[RECORDS FOR THIS TASK Boundary: Start]
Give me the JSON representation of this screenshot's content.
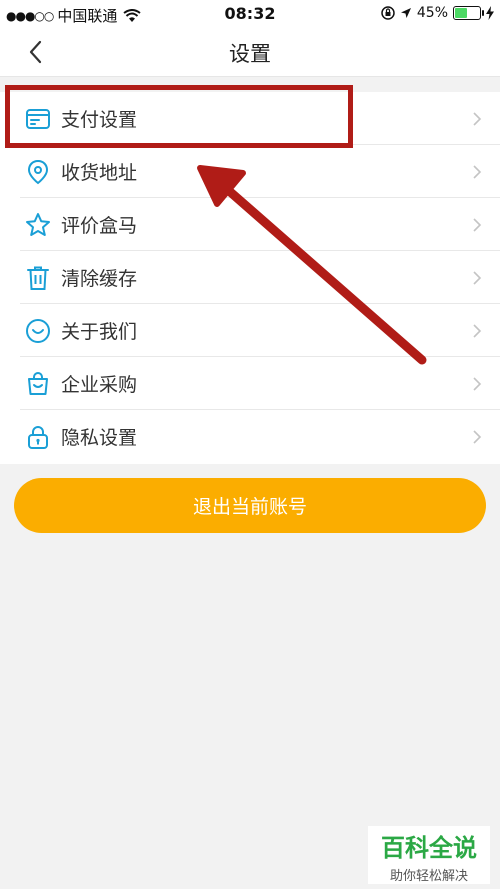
{
  "status_bar": {
    "signal": "●●●○○",
    "carrier": "中国联通",
    "time": "08:32",
    "battery": "45%",
    "battery_level": 0.45
  },
  "header": {
    "title": "设置"
  },
  "menu": {
    "items": [
      {
        "label": "支付设置",
        "icon": "payment-card-icon"
      },
      {
        "label": "收货地址",
        "icon": "location-pin-icon"
      },
      {
        "label": "评价盒马",
        "icon": "star-icon"
      },
      {
        "label": "清除缓存",
        "icon": "trash-icon"
      },
      {
        "label": "关于我们",
        "icon": "smile-icon"
      },
      {
        "label": "企业采购",
        "icon": "shopping-bag-icon"
      },
      {
        "label": "隐私设置",
        "icon": "lock-icon"
      }
    ]
  },
  "logout_button": {
    "label": "退出当前账号"
  },
  "watermark": {
    "title": "百科全说",
    "subtitle": "助你轻松解决"
  },
  "colors": {
    "icon": "#1a9fd6",
    "button": "#fbad00",
    "highlight": "#b01c17",
    "watermark": "#2ba845"
  }
}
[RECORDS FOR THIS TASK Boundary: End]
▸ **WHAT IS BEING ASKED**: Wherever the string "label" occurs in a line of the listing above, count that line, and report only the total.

▸ **THE ANSWER**: 8